Task to carry out: The lines below, all of them, should be returned exactly as they appear.

Supplied records:

___

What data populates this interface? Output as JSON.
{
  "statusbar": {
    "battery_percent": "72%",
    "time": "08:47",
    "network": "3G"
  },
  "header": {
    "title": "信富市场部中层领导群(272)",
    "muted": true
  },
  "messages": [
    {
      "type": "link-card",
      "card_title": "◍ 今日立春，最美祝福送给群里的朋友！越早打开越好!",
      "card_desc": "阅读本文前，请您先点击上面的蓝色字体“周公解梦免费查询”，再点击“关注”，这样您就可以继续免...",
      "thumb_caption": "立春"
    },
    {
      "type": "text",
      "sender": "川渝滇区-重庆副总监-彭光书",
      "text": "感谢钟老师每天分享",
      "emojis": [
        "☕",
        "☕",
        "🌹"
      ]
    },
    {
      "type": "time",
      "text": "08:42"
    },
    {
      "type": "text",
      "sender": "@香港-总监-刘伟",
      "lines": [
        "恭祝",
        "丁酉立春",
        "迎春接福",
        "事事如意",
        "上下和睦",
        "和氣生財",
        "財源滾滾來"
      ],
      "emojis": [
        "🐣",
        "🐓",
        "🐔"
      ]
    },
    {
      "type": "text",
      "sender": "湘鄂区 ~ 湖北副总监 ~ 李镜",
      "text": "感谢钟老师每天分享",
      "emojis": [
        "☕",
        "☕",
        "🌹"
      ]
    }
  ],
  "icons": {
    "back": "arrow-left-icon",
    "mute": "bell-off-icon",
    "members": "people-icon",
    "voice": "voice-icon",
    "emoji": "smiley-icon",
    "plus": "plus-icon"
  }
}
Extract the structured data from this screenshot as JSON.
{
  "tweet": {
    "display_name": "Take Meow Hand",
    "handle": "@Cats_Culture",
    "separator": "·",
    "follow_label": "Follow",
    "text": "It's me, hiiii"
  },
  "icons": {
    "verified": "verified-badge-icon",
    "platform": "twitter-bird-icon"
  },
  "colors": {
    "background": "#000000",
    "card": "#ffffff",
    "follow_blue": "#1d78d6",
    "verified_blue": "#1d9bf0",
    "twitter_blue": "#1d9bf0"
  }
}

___

Answer space:
What data populates this interface? Output as JSON.
{
  "statusbar": {
    "battery_percent": "72%",
    "time": "08:47",
    "network": "3G"
  },
  "header": {
    "title": "信富市场部中层领导群(272)",
    "muted": true
  },
  "messages": [
    {
      "type": "link-card",
      "card_title": "◍ 今日立春，最美祝福送给群里的朋友！越早打开越好!",
      "card_desc": "阅读本文前，请您先点击上面的蓝色字体“周公解梦免费查询”，再点击“关注”，这样您就可以继续免...",
      "thumb_caption": "立春"
    },
    {
      "type": "text",
      "sender": "川渝滇区-重庆副总监-彭光书",
      "text": "感谢钟老师每天分享",
      "emojis": [
        "☕",
        "☕",
        "🌹"
      ]
    },
    {
      "type": "time",
      "text": "08:42"
    },
    {
      "type": "text",
      "sender": "@香港-总监-刘伟",
      "lines": [
        "恭祝",
        "丁酉立春",
        "迎春接福",
        "事事如意",
        "上下和睦",
        "和氣生財",
        "財源滾滾來"
      ],
      "emojis": [
        "🐣",
        "🐓",
        "🐔"
      ]
    },
    {
      "type": "text",
      "sender": "湘鄂区 ~ 湖北副总监 ~ 李镜",
      "text": "感谢钟老师每天分享",
      "emojis": [
        "☕",
        "☕",
        "🌹"
      ]
    }
  ],
  "icons": {
    "back": "arrow-left-icon",
    "mute": "bell-off-icon",
    "members": "people-icon",
    "voice": "voice-icon",
    "emoji": "smiley-icon",
    "plus": "plus-icon"
  }
}
Extract the structured data from this screenshot as JSON.
{
  "tweet": {
    "display_name": "Take Meow Hand",
    "handle": "@Cats_Culture",
    "separator": "·",
    "follow_label": "Follow",
    "text": "It's me, hiiii"
  },
  "icons": {
    "verified": "verified-badge-icon",
    "platform": "twitter-bird-icon"
  },
  "colors": {
    "background": "#000000",
    "card": "#ffffff",
    "follow_blue": "#1d78d6",
    "verified_blue": "#1d9bf0",
    "twitter_blue": "#1d9bf0"
  }
}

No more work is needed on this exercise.